The fund is also very diversified and rarely has more than 2.5% of assets invested in any one particular company. Currently, there are more than 180 holdings*. These include Horizonte Minerals, a member of the FTSE AIM 100 Index, and a leading nickel company that’s developing projects in Brazil*.

Liontrust UK Micro Cap

The next fund on our list is Liontrust UK Micro Cap, which searches for companies boasting durable competitive advantages over their rivals. This portfolio is run by a team of five managers that have been using a proven investment process to great effect for a number of years. Their focus includes an insistence that any companies considered for inclusion must have a minimum 3% equity ownership by senior management.

The fund’s 10 largest holdings today include Kitwave Group, a delivered wholesale business with depots across the UK**. It specialises in impulse products, alcohol, and frozen, chilled and fresh foods. 87% of the fund’s assets are currently invested in FTSE AIM companies**.

Unicorn UK Smaller Companies

Another contender is this high conviction fund that currently has around 40 holdings. Its largest positions include Somero Enterprises, which makes equipment that’s used to place and screed concrete in buildings**. The company is also on the FTSE AIM 100 Index.

The Unicorn fund, which is managed by Simon Moon, focuses on fundamentals and aims to make long-term investments, while avoiding lower quality cash-burning businesses. We like its focus on understanding companies and believe the fact it’s quite concentrated allows it to capture the performance of its best ideas.

TM Tellworth UK Smaller Companies

Tellworth is a specialist UK equity boutique and its smaller companies fund is run by the very experienced Paul Marriage, John Warren and James Gerlis. The fund, which was launched less than five years ago, is a true smaller companies portfolio that doesn’t invest in either micro-cap or mid-cap names.

We like its solid, flexible process and believe this gives the managers enough freedom to focus on the job of picking stocks. According to the most recent factsheet, the fund has 48 holdings**. One of the largest is in IG Design, which is a member of the FTSE AIM All-Share Index**.

TB Amati UK Listed Smaller Companies

This is an unconstrained portfolio that seeks structural UK growth businesses that can grow faster than the economy. It’s also managed by a highly experienced team of small cap specialists. The portfolio currently has just under 70 holdings*.

Its 10 largest positions include Accesso Technology, which provides ticketing, point of sale and virtual queuing solutions**. This company is on the FTSE AIM UK 50 Index.

*Source: fund factsheet, 31 January 2023
**Source: fund factsheet, 28 February 2023

This article is provided for information only. The views of the author and any people quoted are their own and do not constitute financial advice. The content is not intended to be a personal recommendation to buy or sell any fund or trust, or to adopt a particular investment strategy.
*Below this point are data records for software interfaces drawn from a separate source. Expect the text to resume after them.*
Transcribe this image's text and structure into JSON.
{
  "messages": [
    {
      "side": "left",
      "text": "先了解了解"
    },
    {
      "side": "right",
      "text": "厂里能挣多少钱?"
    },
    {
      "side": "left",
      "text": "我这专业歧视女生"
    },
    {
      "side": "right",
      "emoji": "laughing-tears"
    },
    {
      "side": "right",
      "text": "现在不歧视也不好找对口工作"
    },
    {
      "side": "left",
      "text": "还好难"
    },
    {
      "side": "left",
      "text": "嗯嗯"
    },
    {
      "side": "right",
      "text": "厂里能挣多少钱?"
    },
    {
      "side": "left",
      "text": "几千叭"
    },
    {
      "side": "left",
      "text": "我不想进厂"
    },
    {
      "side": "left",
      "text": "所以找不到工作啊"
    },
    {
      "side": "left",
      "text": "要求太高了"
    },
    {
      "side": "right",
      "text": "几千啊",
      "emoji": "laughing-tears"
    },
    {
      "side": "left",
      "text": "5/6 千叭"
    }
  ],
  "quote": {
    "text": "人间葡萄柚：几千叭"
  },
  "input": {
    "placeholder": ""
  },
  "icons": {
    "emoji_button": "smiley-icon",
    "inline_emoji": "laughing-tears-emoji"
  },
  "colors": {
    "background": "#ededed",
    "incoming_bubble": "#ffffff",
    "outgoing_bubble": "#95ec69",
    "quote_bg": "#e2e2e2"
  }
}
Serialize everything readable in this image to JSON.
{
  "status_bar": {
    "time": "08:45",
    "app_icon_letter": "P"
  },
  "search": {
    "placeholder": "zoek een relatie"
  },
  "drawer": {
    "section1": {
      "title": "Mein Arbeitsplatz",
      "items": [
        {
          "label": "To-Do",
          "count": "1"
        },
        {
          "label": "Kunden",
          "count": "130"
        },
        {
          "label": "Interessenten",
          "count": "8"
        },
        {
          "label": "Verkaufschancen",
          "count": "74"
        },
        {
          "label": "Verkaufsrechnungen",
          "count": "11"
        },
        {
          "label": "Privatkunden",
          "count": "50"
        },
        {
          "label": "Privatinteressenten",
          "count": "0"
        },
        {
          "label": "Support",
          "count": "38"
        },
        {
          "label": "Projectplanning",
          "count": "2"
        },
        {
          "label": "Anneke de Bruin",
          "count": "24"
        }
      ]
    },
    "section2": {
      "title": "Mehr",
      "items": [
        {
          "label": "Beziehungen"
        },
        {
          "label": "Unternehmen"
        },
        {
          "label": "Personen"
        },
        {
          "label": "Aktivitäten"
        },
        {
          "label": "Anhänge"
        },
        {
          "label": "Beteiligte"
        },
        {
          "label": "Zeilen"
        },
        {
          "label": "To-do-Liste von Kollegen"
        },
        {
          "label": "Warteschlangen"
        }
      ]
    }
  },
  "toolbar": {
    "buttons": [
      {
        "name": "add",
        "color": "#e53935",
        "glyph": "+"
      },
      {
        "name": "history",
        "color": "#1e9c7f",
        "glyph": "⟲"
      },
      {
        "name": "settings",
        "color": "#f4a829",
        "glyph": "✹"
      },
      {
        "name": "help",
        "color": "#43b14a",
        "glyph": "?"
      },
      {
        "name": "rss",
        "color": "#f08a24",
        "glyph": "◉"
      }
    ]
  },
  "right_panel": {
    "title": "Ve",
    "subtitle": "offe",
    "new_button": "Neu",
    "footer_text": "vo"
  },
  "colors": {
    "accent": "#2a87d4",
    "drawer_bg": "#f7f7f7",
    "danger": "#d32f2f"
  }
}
However, the knowledge that professional analysts have analysed a fund or trust in depth before assigning them a rating can be a valuable additional filter for anyone looking to make their own decisions.Past performance is not a reliable guide to future returns. Market and exchange-rate movements may cause the value of investments to go down as well as up. Yields will fluctuate and so income from investments is variable and not guaranteed. You may not get back the amount originally invested. Tax treatment depends of your individual circumstances and may be subject to change in the future. If you are unsure about the suitability of any investment you should seek professional advice.Whilst FundCalibre provides product information, guidance and fund research we cannot know which of these products or funds, if any, are suitable for your particular circumstances and must leave that judgement to you. Before you make any investment decision, make sure you’re comfortable and fully understand the risks. Further information can be found on Elite Rated funds by simply clicking on the name highlighted in the article.